As the Congress debates health care reform in Washington, New Year's offers us an opportunity to do some personal health care reform of our own. But instead of making individual resolutions which are often times quickly forgotten, New Year's is a good time to take personal inventory of our lives, says Temple University psychologist Frank Farley.
"In so many fields we take stock, we take inventory, we take a pulse at the end of the year," says Farley, a professor at Temple. "Sports commentators are going to be reviewing the year in sports and pundits will be doing the same for politics. Even businesses do an end of the year inventory and balancing of the books.
Advertisement"But we are not so good at doing that about ourselves, reflecting and assessing how we've done this past year," he says.
Historically, says Farley, the end of the calendar year has enormous impact on us as we construct our lives to a very large extent around the calendar, with December 31 being a very important date.
"I don't think it is trivial this time of year to take psychological stock or personal stock of ourselves, and try to decide, 'Ok, I'm going to work on this, I'm going to do that,'" he says. "The taking stock, whether you make resolutions or not, is very helpful at the end of the year and the end of the decade as we are now.
"And we might need to know where we stand this particular January 1, because we are in the midst of a 'perfect storm' of stress and challenges in this country, with a highly unpredictable economy, with unemployment at the highest levels in decades, with two ongoing wars, and with a relatively new administration in Washington," Farley adds. "These developments have a common thread, uncertainty.
"What will 2010 bring; how shall we proceed as a nation, and individually, in the face of all this?" he says. "Planning and knowledge are important antidotes to uncertainty and the fear that uncertainty can bring. Setting goals and personal strategies for your entry into the New Year can help reduce the uncertainty and thus the fear."
Farley, a past president of the American Psychological Association, suggests making a list of things that are absolutely essential that you have to deal with in the coming year. "We do that in a sense everyday; lots of people keep 'to do' lists in one way of another, but this one should be more reflective and it often isn't."
In addition, making a list will give you more focus and direction in how you can concentrate on those items that you wish to deal with, he says.
Once you have made your list of things "to do" or resolutions, Farley recommends sharing them with family or friends as a sort of support system for seeing your resolutions through.
"There is often a flip, glib or impulsive quality to some of the resolutions we come up with at New Year's and they are often going nowhere," he points out. "But having family, friends or professionals help with your resolutions is going to have more impact than just a personal resolution that you keep to yourself or mention in passing."
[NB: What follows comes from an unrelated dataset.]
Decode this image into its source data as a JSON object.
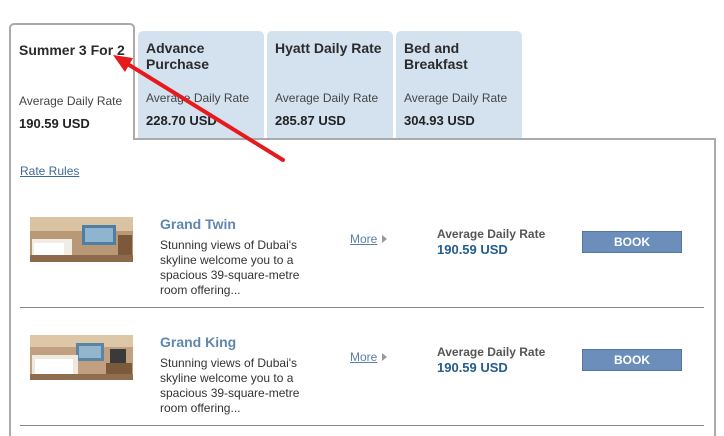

Farley says that New Year's also offers a good opportunity to forgive, whether it is forgiving a grudge or an argument, and start a fresh relationship with that person. "There are some studies that show that things like one's anxiety and stress almost melt away when you forgive someone for something," he says. "Getting rid of some stress and anxiety for 2010 is a healthy plan. Let's create some of our own personal health care reform.
"To me, New Year's can be turned into something profound," adds Farley. "It represents a benchmark in the history of the world and it should be a benchmark in an individual's personal history.
"It is a time to reflect on where we've been and where we're going next," he says. "Our journey is not random. You can influence that journey and this is a good time to do it."